Probably at the moment she was born, no one else was born in the whole world, for she is so wondrous. Nal sits calmly, his feet touching the ground as beﬁts one born a warrior. The two turbans rest on the throne: Indra’s glimmers with the entire milky way sewn into it, whereas Nal’s is old, threadbare, stained with turmeric. Initially Dumenti is distracted by the glowing jewels of Indra’s turban, but then she realizes it is the illusion of wealth. She picks up the turmeric-stained turban and holds it to her breast, leaving the star-studded one on the throne.

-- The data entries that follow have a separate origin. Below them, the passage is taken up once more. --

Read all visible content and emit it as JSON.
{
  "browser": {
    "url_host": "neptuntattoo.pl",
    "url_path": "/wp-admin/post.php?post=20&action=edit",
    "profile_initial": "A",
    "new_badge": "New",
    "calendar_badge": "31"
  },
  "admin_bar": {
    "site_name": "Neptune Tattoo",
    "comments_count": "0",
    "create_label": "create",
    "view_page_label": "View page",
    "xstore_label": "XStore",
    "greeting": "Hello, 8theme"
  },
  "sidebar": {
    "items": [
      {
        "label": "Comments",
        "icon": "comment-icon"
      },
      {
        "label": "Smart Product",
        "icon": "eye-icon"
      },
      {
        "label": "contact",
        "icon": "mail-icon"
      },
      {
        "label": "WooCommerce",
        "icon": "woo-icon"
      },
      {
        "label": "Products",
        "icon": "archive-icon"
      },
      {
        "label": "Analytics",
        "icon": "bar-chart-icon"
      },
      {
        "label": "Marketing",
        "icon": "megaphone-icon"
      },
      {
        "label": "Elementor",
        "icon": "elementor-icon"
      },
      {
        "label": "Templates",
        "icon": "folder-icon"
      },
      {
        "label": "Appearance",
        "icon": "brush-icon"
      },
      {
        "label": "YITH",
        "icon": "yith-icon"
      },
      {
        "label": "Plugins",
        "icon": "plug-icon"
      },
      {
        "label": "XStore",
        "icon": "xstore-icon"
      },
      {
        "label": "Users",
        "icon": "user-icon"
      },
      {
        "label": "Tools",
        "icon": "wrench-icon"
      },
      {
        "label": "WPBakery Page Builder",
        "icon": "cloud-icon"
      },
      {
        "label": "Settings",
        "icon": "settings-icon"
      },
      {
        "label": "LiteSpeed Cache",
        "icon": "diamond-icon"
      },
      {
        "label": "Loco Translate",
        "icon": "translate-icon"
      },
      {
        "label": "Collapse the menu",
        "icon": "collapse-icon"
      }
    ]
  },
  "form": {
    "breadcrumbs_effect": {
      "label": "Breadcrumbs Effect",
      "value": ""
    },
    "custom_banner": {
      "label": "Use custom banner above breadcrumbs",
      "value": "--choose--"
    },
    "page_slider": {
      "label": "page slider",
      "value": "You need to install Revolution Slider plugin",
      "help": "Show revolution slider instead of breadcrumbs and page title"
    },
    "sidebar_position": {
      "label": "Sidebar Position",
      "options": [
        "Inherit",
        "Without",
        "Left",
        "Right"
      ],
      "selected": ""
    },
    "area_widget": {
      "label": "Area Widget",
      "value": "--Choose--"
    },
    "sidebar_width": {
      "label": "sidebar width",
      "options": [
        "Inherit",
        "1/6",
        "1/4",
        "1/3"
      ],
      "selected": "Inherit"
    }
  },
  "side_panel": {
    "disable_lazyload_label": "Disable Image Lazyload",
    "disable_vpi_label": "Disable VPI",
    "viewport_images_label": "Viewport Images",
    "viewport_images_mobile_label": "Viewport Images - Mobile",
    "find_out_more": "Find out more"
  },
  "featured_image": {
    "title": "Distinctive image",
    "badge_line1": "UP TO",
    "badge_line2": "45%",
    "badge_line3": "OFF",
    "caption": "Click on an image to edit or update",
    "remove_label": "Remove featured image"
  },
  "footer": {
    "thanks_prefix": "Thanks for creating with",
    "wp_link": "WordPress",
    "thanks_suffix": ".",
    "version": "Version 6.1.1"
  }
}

So Dumenti chooses her husband again. This time Indra turns himself and all the 330 million gods into ﬁgures identical to Nal. Dumenti gazes with wonder at the multitudes of Nals. But with the help of the goddess, she is able to identity the one Nal who is human, whose feet touch the earth, whose garland is wilted, whose eyes blink. Recognizing Raja Nal, she garlands him. Again Indra is furious. Taking his followers with him, he leaves immediately for heaven, committed to seeking revenge against Raja Nal, that mere human who was chosen over himself, king of the gods, by the lovely Dumenti (WA 94:17–19, 22–27; 02:6–14; Shankar Lal 1987).
Pratham wants him to move immediately into the palace, but Raja Nal declines, saying, “I’ll come only if you dig a pit, and in it lay the hundred queens and sprinkle them with curds and then loose hunting dogs on them. And you kill the Pandit who lied to you. ” Manjha also refuses to reside in Narvar, saying that she had been living in a Merchant’s house and must ﬁrst bathe in the Ganges7 (WA 89:20–23). The Battle of Kampilagarh (Kampila¯gar˚ h Kı¯ Lar˚ a¯¯ı) New Characters Phul Singh Panjabi Sarvati, the daughter of Phul Singh Panjabi Manjha is reunited with her husband, Raja Pratham, but insists on bathing in the Ganges to remove the sin of living with the merchants for twelve years.